- Having done this next one once with pupils, I get requests to do it again regularly at the start of a lesson. It's the French / German / Spanish/ Urdu etc etc Haka. You simply take the vowel sounds of a language, get the class into warrior mode, knees bent, hands on knees, all facing me and looking fierce (model your own fiercest look!!), than repeat the actions and vowel sounds after me. I do 'A' + both hands pushed out in front, 'E' both hands back pointing to me, 'I' one hand streching up, the other down in front of me to draw an I shape, 'O' draw a circle 'o' shape with both hands either side of you, 'U' do a u-shape with both hands' fingers either side of you. You can do this loud, you can do this softly. I ask pupils to suggest a consonant to put in front of the vowels. If they suggest 'j' it's an ideal way to show that 'j' makes a vowel soft in French so we do the 'friendly Haka' in a soft voice! Adding other consonants means that you can repeat this activity.
Second, the 'calm down' type of starters
Simply put, you can do any of the above but change:
- to sitting instead of standing
- the type of music or slow down an upbeat track using sound editing software (Audacity / Wavepad)
- the speed of the exercises
- from louder voice to softer voice
- from whole group responses to two team responses where you award points for the best pronunciation, the team that best responds as a whole unit, as ONE voice
- A bit more of a challenge would be to build up a bank of singing stories. I have started to do this. To calm a group down, you could move a simple story to the beginning of your lesson. I then get them to sit and listen to the story, but get them to repeat key sections with a silly action. I also set bits of the story that are often repeated to music and create mini-songs within the story. Take a track from your stock of backing tracks I have been encouraging you to build up. You can then move from the story onto exploiting some of the language introduced in the rest of the lesson.
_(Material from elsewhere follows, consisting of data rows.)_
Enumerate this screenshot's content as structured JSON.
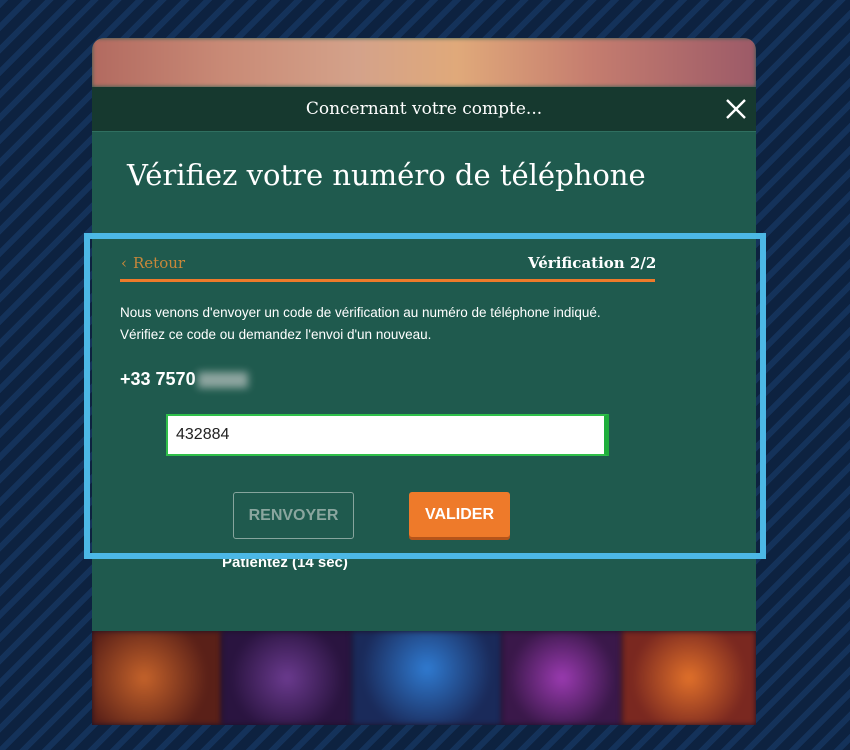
{
  "modal": {
    "header_title": "Concernant votre compte...",
    "page_title": "Vérifiez votre numéro de téléphone"
  },
  "verification": {
    "back_label": "Retour",
    "step_label": "Vérification 2/2",
    "description_line1": "Nous venons d'envoyer un code de vérification au numéro de téléphone indiqué.",
    "description_line2": "Vérifiez ce code ou demandez l'envoi d'un nouveau.",
    "phone_visible": "+33 7570",
    "code_value": "432884",
    "resend_label": "RENVOYER",
    "validate_label": "VALIDER",
    "wait_text": "Patientez (14 sec)"
  },
  "colors": {
    "modal_bg": "#1f5a4e",
    "accent_orange": "#ee7a2a",
    "highlight_blue": "#4cb8e6",
    "input_border_green": "#2fbf4a"
  },
  "icons": [
    "close-icon",
    "chevron-left-icon"
  ]
}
- You can add in a simple breathing trick to get quiet. Invite the class to take a breath, and hold it with you until you say a word/phrase you want to revise, which they then repeat letting out their breath as they do so. Usually the noisiest kids are also the most competitive about wanting to show how long they can hold their breath for! (Tip: get them all to take a gentle deep breath in)
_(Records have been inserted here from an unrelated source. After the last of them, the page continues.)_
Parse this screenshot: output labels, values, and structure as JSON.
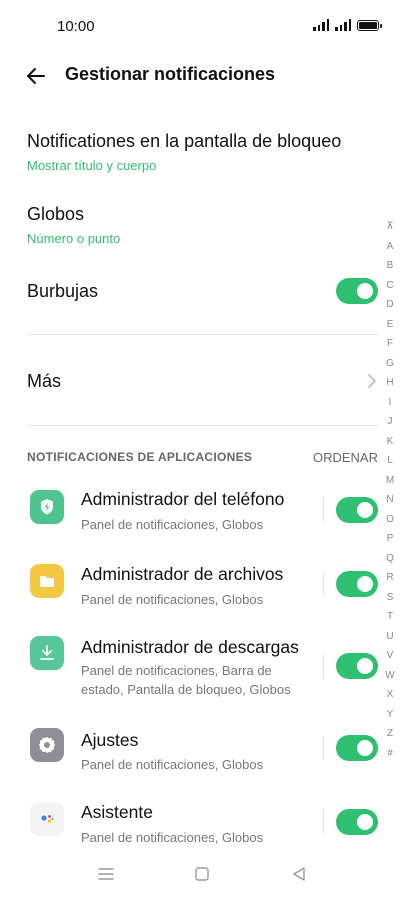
{
  "status_bar": {
    "time": "10:00"
  },
  "header": {
    "title": "Gestionar notificaciones"
  },
  "settings": {
    "lock_screen": {
      "title": "Notificationes en la pantalla de bloqueo",
      "subtitle": "Mostrar título y cuerpo"
    },
    "globos": {
      "title": "Globos",
      "subtitle": "Número o punto"
    },
    "burbujas": {
      "title": "Burbujas",
      "enabled": true
    },
    "mas": {
      "title": "Más"
    }
  },
  "apps_section": {
    "header": "NOTIFICACIONES DE APLICACIONES",
    "order_label": "ORDENAR"
  },
  "apps": [
    {
      "name": "Administrador del teléfono",
      "subtitle": "Panel de notificaciones, Globos",
      "icon": "shield-icon",
      "color": "#4ec48f",
      "enabled": true
    },
    {
      "name": "Administrador de archivos",
      "subtitle": "Panel de notificaciones, Globos",
      "icon": "folder-icon",
      "color": "#f4c842",
      "enabled": true
    },
    {
      "name": "Administrador de descargas",
      "subtitle": "Panel de notificaciones, Barra de estado, Pantalla de bloqueo, Globos",
      "icon": "download-icon",
      "color": "#55c79a",
      "enabled": true
    },
    {
      "name": "Ajustes",
      "subtitle": "Panel de notificaciones, Globos",
      "icon": "gear-icon",
      "color": "#8e8e97",
      "enabled": true
    },
    {
      "name": "Asistente",
      "subtitle": "Panel de notificaciones, Globos",
      "icon": "assistant-icon",
      "color": "#f4f4f4",
      "enabled": true
    }
  ],
  "alpha_index": [
    "⊼",
    "A",
    "B",
    "C",
    "D",
    "E",
    "F",
    "G",
    "H",
    "I",
    "J",
    "K",
    "L",
    "M",
    "N",
    "O",
    "P",
    "Q",
    "R",
    "S",
    "T",
    "U",
    "V",
    "W",
    "X",
    "Y",
    "Z",
    "#"
  ],
  "colors": {
    "accent": "#2fbf71",
    "toggle_on": "#2fbf71"
  }
}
Hope this is all of some use.
Post a comment to share some of your own lesson starter tips!